Each line that contains the word "Gallery" is to be copied from the records below.

=== Section Start ===

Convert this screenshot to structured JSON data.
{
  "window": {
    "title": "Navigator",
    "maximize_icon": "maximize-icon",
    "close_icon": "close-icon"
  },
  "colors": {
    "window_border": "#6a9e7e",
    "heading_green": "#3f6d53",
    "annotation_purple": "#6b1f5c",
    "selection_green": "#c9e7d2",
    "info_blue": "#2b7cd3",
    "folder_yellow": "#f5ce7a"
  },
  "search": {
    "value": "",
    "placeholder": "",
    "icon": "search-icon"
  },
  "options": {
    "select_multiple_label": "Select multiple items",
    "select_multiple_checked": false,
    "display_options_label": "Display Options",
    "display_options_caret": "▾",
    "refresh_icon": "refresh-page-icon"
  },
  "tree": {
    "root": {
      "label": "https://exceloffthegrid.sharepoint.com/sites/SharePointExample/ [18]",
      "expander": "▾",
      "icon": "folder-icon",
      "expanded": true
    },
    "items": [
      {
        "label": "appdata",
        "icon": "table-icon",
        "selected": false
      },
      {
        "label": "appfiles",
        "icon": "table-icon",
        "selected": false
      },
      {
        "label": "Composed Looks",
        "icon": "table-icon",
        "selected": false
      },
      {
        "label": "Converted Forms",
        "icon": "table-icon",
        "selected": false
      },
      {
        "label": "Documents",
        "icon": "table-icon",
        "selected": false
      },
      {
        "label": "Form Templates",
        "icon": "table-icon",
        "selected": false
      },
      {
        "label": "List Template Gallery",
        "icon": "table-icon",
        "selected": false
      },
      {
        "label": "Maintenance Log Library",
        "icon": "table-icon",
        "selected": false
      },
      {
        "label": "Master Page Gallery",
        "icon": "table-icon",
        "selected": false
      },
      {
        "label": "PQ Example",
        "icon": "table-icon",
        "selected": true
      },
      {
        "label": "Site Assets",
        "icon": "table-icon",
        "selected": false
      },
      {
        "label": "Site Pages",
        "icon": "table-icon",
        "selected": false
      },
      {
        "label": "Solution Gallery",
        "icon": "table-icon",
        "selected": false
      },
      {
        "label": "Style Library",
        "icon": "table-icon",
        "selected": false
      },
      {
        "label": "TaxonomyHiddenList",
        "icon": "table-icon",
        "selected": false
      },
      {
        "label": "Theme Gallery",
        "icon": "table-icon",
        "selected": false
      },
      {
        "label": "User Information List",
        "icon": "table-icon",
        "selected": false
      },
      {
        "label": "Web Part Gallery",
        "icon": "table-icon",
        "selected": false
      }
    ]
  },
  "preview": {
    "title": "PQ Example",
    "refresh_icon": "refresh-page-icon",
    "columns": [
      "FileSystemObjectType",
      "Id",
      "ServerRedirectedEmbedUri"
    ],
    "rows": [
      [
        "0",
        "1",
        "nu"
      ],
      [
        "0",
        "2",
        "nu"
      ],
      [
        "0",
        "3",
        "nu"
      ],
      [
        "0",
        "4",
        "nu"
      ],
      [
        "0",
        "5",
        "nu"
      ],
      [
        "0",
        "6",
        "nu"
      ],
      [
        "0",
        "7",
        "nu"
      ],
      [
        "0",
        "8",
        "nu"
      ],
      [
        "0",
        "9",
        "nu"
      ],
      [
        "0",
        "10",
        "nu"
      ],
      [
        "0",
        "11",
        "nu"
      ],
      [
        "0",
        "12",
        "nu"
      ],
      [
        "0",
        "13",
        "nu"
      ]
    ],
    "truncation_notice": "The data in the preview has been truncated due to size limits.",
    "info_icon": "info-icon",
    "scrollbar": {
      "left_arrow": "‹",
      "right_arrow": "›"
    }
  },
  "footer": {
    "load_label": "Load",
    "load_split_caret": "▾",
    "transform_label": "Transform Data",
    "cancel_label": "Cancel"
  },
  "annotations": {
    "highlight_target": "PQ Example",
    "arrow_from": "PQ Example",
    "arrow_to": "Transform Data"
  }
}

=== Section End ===

** Answer below **
        "label": "List Template Gallery",
        "label": "Master Page Gallery",
        "label": "Solution Gallery",
        "label": "Theme Gallery",
        "label": "Web Part Gallery",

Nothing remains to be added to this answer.